In these, the curious, infant days of Colorado’s legalisation of recreational marijuana, of shiny dispensaries and touch-screen ordering and suburban parties where joints are passed like appetisers over granite countertops, no one would notice the duplex. Plain brick, patchy grass behind chain link, it appears weary, resigned to what the tenant calls “the ‘hood” and others might call left-behind Denver, untouched by the frenzy of investment that has returned to downtown.
The front door of the duplex stays closed. Sheer white curtains cover the living room window. A basement filtering system vents air scrubbed of the sweet funky smell of the pot growing in the basement. The tenant keeps his grow operation here small.
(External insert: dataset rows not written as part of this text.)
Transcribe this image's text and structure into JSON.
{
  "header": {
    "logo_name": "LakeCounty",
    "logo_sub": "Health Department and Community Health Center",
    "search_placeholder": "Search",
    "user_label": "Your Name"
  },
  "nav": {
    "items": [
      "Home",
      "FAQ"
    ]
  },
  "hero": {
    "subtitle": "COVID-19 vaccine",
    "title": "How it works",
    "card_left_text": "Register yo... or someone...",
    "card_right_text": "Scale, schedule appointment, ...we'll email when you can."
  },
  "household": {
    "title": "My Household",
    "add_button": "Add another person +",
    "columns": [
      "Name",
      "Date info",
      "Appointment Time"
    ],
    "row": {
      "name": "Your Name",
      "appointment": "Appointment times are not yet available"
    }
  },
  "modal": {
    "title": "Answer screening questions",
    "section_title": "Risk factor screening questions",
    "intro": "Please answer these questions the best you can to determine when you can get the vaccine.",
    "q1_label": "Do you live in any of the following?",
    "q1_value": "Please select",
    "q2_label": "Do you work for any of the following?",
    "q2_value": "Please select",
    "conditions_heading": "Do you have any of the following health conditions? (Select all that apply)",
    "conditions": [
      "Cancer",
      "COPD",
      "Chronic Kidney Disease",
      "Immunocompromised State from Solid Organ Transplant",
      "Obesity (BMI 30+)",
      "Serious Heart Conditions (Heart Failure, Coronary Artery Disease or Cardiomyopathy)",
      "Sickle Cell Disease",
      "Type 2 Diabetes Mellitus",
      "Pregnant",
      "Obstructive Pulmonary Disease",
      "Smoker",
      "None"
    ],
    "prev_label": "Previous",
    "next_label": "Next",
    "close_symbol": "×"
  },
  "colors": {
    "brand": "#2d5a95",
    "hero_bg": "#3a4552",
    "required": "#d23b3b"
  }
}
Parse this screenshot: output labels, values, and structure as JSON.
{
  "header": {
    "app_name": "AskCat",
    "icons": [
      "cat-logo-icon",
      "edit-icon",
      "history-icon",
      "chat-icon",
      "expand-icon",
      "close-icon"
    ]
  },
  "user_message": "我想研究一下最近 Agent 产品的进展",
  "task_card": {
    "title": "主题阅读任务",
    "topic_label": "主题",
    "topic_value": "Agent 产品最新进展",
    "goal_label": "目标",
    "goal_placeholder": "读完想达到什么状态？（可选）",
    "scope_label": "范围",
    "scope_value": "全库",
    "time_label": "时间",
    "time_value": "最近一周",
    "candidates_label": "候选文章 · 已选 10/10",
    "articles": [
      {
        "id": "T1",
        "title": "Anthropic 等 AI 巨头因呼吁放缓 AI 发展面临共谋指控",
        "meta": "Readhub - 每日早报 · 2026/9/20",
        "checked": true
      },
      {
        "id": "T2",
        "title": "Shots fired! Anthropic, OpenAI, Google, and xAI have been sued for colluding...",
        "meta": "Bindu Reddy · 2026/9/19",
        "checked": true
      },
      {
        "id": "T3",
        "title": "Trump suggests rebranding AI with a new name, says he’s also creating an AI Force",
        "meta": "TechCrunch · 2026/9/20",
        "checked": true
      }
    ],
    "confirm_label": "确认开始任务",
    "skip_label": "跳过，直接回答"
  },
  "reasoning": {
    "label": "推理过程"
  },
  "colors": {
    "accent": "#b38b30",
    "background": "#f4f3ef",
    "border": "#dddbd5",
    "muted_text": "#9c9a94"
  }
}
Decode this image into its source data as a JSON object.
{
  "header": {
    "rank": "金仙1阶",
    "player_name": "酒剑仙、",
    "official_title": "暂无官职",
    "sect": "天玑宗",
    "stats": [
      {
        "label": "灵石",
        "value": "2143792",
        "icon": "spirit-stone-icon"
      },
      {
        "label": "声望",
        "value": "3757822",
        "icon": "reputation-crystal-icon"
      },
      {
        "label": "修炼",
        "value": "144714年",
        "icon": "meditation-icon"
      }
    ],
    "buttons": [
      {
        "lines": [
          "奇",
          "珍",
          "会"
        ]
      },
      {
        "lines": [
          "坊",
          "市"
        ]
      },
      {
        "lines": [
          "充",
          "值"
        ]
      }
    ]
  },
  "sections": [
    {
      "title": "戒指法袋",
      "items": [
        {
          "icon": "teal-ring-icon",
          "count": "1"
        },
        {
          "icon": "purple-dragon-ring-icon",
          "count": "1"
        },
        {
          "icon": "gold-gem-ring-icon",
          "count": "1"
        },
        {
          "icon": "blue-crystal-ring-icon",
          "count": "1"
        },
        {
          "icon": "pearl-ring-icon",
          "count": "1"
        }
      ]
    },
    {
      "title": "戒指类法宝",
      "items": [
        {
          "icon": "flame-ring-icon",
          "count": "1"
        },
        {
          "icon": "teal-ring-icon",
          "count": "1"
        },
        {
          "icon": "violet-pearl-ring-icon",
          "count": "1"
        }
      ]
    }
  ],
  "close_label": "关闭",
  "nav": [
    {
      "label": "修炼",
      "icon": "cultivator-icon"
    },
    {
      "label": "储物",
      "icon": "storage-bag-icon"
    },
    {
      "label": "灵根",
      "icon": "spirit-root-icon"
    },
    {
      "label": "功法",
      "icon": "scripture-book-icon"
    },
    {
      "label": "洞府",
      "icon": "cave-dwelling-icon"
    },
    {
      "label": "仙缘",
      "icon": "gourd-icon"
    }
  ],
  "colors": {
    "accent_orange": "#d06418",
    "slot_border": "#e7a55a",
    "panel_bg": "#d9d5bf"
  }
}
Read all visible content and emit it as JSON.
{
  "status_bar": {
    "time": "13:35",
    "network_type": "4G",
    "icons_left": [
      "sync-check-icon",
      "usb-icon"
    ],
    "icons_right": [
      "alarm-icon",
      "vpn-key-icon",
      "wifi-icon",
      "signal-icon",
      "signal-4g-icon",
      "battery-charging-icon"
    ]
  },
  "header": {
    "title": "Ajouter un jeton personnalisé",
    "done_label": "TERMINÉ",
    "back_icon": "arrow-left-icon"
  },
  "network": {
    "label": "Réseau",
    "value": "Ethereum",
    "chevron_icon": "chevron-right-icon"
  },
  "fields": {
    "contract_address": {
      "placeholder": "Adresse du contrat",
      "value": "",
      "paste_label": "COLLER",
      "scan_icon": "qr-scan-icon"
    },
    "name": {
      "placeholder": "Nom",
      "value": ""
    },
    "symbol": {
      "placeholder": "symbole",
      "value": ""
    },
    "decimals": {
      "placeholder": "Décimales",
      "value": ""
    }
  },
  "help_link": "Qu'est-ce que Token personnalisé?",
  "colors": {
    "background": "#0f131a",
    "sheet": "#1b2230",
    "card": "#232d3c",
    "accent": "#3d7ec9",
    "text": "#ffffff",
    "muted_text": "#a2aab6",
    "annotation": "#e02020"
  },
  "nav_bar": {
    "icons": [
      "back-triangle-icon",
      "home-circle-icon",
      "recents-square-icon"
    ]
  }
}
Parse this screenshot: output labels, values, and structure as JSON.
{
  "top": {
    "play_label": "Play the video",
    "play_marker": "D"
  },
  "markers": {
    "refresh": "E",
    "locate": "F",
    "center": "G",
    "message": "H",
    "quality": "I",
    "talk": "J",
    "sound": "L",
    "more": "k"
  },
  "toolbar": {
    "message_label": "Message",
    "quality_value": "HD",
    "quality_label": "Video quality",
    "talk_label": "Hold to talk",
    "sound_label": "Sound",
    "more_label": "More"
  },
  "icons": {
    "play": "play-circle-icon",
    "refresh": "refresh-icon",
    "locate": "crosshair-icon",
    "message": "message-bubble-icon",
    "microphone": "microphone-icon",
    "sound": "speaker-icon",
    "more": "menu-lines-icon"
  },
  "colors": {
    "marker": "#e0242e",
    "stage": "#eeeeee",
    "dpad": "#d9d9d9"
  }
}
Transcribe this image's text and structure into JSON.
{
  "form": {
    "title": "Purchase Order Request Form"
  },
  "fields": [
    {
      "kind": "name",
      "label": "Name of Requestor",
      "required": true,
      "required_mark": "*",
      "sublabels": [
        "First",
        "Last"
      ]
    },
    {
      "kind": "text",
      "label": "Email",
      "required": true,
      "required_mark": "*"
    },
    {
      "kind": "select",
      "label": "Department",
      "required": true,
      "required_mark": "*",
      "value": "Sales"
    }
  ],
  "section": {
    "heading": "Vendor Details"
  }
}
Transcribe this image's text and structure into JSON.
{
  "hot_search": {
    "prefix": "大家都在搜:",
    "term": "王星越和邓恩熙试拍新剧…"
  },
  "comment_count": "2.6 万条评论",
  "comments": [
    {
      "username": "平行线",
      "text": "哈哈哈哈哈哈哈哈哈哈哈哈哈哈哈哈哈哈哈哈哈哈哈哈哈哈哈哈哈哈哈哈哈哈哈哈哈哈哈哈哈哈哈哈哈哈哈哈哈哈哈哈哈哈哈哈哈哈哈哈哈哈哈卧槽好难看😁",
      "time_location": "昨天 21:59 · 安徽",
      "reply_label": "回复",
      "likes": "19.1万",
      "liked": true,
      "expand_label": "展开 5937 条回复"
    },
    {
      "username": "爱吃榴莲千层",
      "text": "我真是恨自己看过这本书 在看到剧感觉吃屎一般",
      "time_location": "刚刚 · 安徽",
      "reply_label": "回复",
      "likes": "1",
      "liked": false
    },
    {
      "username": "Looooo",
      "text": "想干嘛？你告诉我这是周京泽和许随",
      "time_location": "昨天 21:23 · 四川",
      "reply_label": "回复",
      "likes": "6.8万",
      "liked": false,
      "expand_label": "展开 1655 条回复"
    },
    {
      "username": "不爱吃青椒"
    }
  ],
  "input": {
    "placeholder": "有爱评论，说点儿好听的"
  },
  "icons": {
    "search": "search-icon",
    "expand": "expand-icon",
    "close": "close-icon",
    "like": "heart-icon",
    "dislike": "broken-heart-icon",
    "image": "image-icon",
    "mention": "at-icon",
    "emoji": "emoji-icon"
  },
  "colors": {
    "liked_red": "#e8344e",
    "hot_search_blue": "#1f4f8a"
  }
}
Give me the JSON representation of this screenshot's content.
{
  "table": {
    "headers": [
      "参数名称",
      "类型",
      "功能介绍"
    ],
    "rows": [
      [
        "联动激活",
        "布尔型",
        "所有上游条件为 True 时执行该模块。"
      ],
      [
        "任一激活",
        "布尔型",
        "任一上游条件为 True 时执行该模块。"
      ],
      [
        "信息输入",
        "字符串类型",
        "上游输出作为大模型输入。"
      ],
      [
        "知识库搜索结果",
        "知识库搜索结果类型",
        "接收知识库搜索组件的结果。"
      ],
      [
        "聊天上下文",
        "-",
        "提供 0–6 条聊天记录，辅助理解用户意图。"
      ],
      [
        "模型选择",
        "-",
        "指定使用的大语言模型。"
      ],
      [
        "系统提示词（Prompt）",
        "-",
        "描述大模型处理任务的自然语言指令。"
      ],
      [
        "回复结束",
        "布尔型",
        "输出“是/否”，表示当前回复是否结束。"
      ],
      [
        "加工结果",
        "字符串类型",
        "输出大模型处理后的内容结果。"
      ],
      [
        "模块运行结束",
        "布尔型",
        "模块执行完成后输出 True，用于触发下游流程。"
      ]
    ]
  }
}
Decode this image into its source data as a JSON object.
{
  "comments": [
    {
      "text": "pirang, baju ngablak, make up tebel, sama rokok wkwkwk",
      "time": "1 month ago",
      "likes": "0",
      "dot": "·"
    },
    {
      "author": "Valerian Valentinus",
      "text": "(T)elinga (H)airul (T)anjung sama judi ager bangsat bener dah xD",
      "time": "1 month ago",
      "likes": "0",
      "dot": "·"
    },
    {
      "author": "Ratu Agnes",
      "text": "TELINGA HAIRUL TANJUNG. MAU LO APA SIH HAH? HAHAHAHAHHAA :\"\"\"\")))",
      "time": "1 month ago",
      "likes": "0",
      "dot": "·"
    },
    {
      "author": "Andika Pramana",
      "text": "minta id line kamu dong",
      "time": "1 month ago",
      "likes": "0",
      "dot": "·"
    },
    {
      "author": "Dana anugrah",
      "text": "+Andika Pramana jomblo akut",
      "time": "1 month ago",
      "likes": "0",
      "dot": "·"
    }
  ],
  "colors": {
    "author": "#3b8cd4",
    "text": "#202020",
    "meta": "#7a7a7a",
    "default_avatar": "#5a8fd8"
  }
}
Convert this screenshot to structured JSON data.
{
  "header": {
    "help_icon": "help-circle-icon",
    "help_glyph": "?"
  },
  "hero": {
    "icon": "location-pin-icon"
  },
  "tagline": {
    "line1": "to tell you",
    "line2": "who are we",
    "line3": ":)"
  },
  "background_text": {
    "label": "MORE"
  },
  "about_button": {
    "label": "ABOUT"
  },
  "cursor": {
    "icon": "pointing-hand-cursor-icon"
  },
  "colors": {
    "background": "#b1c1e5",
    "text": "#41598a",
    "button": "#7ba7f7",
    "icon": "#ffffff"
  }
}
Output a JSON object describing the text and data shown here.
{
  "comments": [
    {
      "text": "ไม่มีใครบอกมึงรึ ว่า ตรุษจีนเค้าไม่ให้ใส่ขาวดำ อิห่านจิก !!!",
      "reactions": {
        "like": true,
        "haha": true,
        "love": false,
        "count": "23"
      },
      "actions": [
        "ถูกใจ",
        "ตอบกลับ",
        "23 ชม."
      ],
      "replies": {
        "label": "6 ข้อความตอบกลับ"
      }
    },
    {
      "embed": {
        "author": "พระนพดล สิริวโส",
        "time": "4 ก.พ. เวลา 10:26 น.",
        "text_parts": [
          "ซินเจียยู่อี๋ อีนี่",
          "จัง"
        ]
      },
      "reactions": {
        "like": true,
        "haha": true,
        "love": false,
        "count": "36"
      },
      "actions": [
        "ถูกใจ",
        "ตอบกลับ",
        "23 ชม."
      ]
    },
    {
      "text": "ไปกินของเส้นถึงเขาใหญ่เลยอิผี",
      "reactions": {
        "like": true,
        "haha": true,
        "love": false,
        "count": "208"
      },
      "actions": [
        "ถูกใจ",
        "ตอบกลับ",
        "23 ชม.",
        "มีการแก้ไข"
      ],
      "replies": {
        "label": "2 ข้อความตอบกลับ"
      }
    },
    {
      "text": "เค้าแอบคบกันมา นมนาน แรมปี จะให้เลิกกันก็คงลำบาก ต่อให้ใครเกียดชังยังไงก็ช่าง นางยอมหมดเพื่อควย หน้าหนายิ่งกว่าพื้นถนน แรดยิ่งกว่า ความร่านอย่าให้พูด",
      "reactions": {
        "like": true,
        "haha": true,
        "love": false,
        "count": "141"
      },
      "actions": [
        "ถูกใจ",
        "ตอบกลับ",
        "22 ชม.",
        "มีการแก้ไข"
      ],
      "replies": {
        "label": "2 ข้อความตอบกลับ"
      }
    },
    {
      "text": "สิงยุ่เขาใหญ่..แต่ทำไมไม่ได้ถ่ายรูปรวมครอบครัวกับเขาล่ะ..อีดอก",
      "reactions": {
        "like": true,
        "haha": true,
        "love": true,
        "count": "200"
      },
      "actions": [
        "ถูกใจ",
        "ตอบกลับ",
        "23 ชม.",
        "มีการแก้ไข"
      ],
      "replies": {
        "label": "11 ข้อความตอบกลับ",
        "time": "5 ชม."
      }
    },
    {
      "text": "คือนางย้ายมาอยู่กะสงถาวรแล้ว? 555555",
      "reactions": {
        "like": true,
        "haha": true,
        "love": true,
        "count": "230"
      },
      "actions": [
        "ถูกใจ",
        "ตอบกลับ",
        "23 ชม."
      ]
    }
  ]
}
It’s his home. That’s his grandson upstairs watching TV with strict instructions not to open the door if someone knocks. Should the cops inquire, they’d find a frail-looking, middle-age Latino with diabetes and heart problems, talking about his pension and his Medicaid and waving his medical marijuana registry card.
The red card – part of the state’s legal landscape since 2000 when voters approved the sale of marijuana for medical use – allows the grower to cultivate a doctor-prescribed 16 plants. It does not allow him to sell what he does not consume to the underground market. It does not allow him a second grow operation in another rented house where he and a partner grew 55 plants until the landlord grew suspicious. It does not allow him to run his own little corner of a black market that still exists in the state with America’s most permissive legal pot sales.
The grower says he recently sold more than 9kg of his weed – Blue Dream for the mellow, Green Crack for the perk – to middlemen who flipped it for almost double the price.
“I try to keep it legal,” he says, “but sometimes it’s illegal.”
– Read the entire article at The Washington Post.